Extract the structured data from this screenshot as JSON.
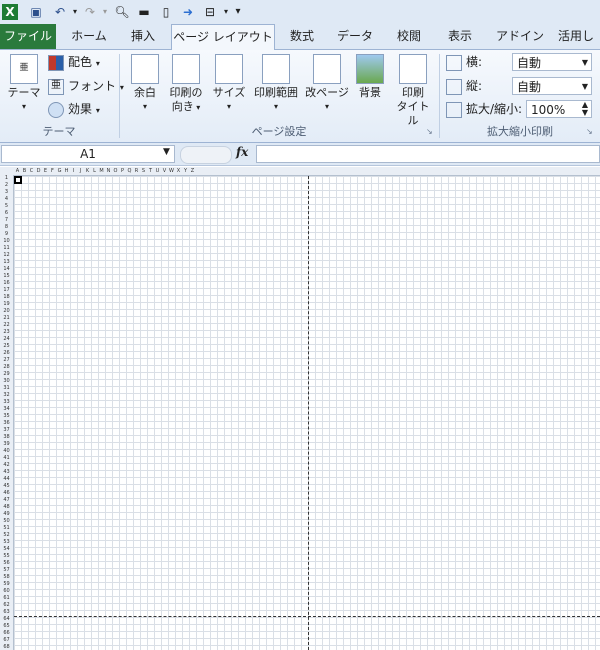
{
  "ribbon_tabs": [
    "ファイル",
    "ホーム",
    "挿入",
    "ページ レイアウト",
    "数式",
    "データ",
    "校閲",
    "表示",
    "アドイン",
    "活用し"
  ],
  "theme_group": {
    "big_label": "テーマ",
    "items": [
      "配色",
      "フォント",
      "効果"
    ],
    "group_label": "テーマ"
  },
  "page_setup_group": {
    "buttons": [
      {
        "line1": "余白",
        "line2": ""
      },
      {
        "line1": "印刷の",
        "line2": "向き"
      },
      {
        "line1": "サイズ",
        "line2": ""
      },
      {
        "line1": "印刷範囲",
        "line2": ""
      },
      {
        "line1": "改ページ",
        "line2": ""
      },
      {
        "line1": "背景",
        "line2": ""
      },
      {
        "line1": "印刷",
        "line2": "タイトル"
      }
    ],
    "group_label": "ページ設定"
  },
  "scale_group": {
    "width_label": "横:",
    "width_value": "自動",
    "height_label": "縦:",
    "height_value": "自動",
    "scale_label": "拡大/縮小:",
    "scale_value": "100%",
    "group_label": "拡大縮小印刷"
  },
  "formula_bar": {
    "name_box": "A1",
    "fx": "fx",
    "formula": ""
  },
  "grid": {
    "column_headers": [
      "A",
      "B",
      "C",
      "D",
      "E",
      "F",
      "G",
      "H",
      "I",
      "J",
      "K",
      "L",
      "M",
      "N",
      "O",
      "P",
      "Q",
      "R",
      "S",
      "T",
      "U",
      "V",
      "W",
      "X",
      "Y",
      "Z"
    ],
    "row_count": 68,
    "selected_cell": "A1"
  }
}
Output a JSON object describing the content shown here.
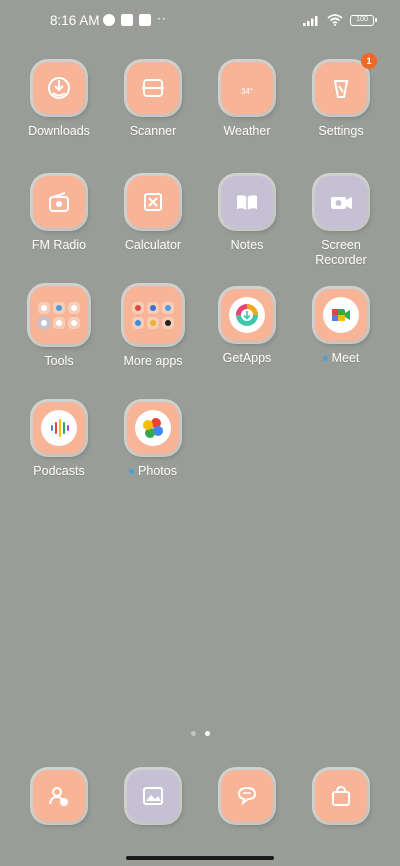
{
  "status": {
    "time": "8:16 AM",
    "battery": "100"
  },
  "apps": [
    {
      "label": "Downloads"
    },
    {
      "label": "Scanner"
    },
    {
      "label": "Weather",
      "weather_text": "34°"
    },
    {
      "label": "Settings",
      "badge": "1"
    },
    {
      "label": "FM Radio"
    },
    {
      "label": "Calculator"
    },
    {
      "label": "Notes"
    },
    {
      "label": "Screen Recorder"
    },
    {
      "label": "Tools"
    },
    {
      "label": "More apps"
    },
    {
      "label": "GetApps"
    },
    {
      "label": "Meet"
    },
    {
      "label": "Podcasts"
    },
    {
      "label": "Photos"
    }
  ],
  "colors": {
    "background": "#9a9d97",
    "tile_peach": "#f7b497",
    "tile_lavender": "#c6c0d4",
    "badge": "#f06724",
    "new_dot": "#4a9fe0"
  }
}
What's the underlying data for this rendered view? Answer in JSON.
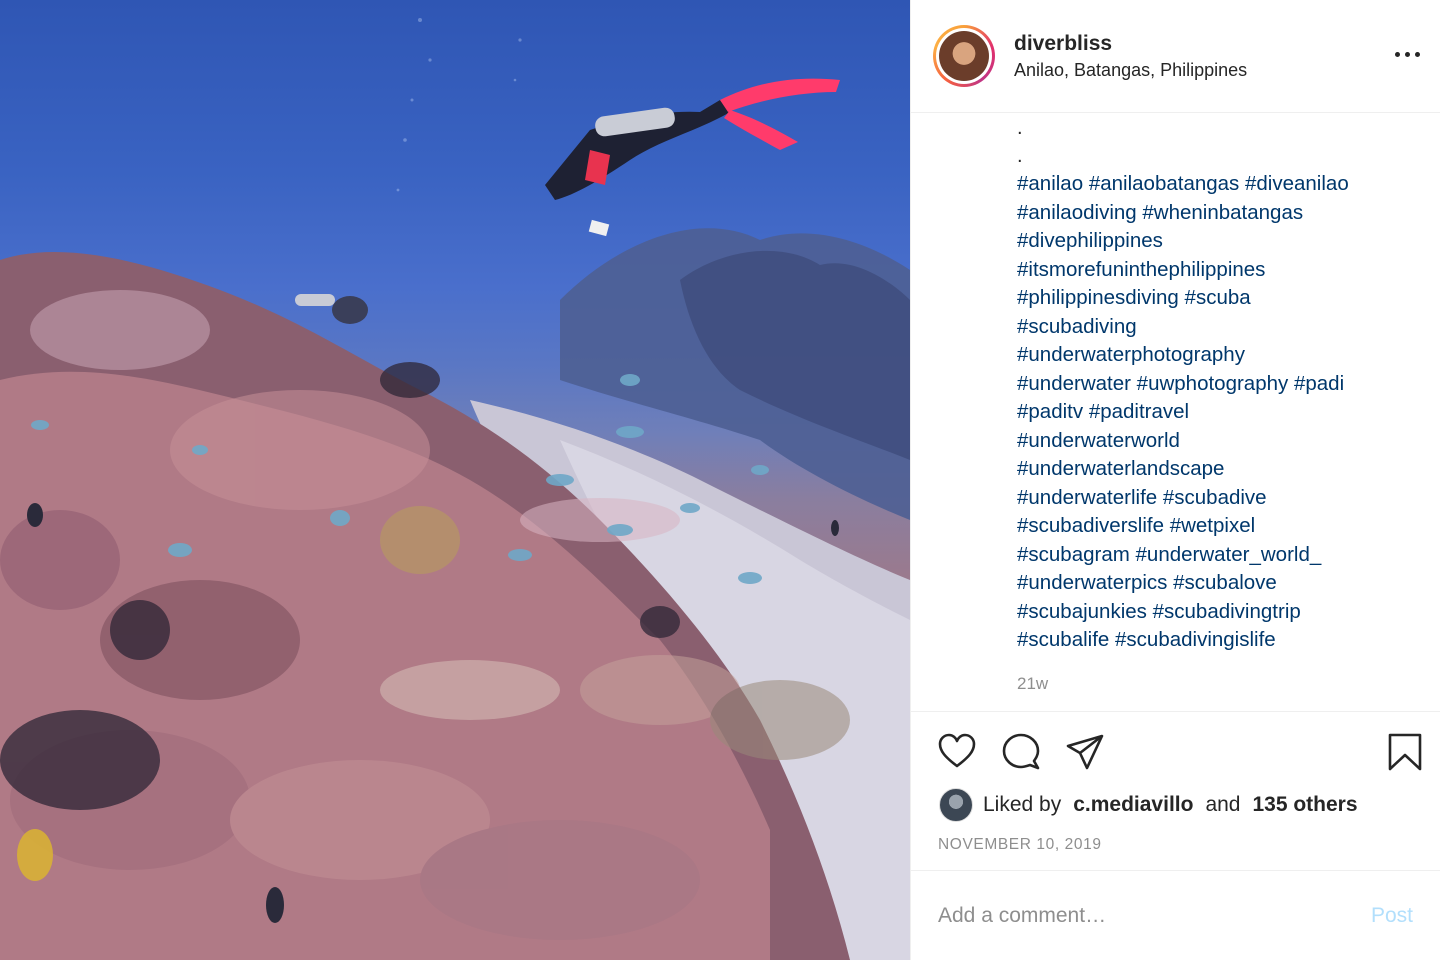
{
  "post": {
    "photo_description": "",
    "username": "diverbliss",
    "location": "Anilao, Batangas, Philippines",
    "caption_dots": [
      ".",
      "."
    ],
    "hashtag_lines": [
      [
        "#anilao",
        "#anilaobatangas",
        "#diveanilao"
      ],
      [
        "#anilaodiving",
        "#wheninbatangas"
      ],
      [
        "#divephilippines"
      ],
      [
        "#itsmorefuninthephilippines"
      ],
      [
        "#philippinesdiving",
        "#scuba"
      ],
      [
        "#scubadiving"
      ],
      [
        "#underwaterphotography"
      ],
      [
        "#underwater",
        "#uwphotography",
        "#padi"
      ],
      [
        "#paditv",
        "#paditravel"
      ],
      [
        "#underwaterworld"
      ],
      [
        "#underwaterlandscape"
      ],
      [
        "#underwaterlife",
        "#scubadive"
      ],
      [
        "#scubadiverslife",
        "#wetpixel"
      ],
      [
        "#scubagram",
        "#underwater_world_"
      ],
      [
        "#underwaterpics",
        "#scubalove"
      ],
      [
        "#scubajunkies",
        "#scubadivingtrip"
      ],
      [
        "#scubalife",
        "#scubadivingislife"
      ]
    ],
    "age": "21w",
    "likes": {
      "prefix": "Liked by",
      "user": "c.mediavillo",
      "conjunction": "and",
      "others": "135 others"
    },
    "date": "NOVEMBER 10, 2019"
  },
  "actions": {
    "icons": [
      "heart-icon",
      "comment-icon",
      "share-icon",
      "bookmark-icon",
      "more-options-icon"
    ]
  },
  "comment_box": {
    "placeholder": "Add a comment…",
    "post_label": "Post",
    "post_color": "#b2dffc"
  },
  "colors": {
    "hashtag": "#00376b",
    "muted": "#8e8e8e",
    "text": "#262626"
  }
}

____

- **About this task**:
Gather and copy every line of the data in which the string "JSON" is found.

- **Solved exercise**:
Extract the structured data from this screenshot as JSON.
Output a JSON object describing the content shown here.
What's the underlying data for this rendered view? Answer in JSON.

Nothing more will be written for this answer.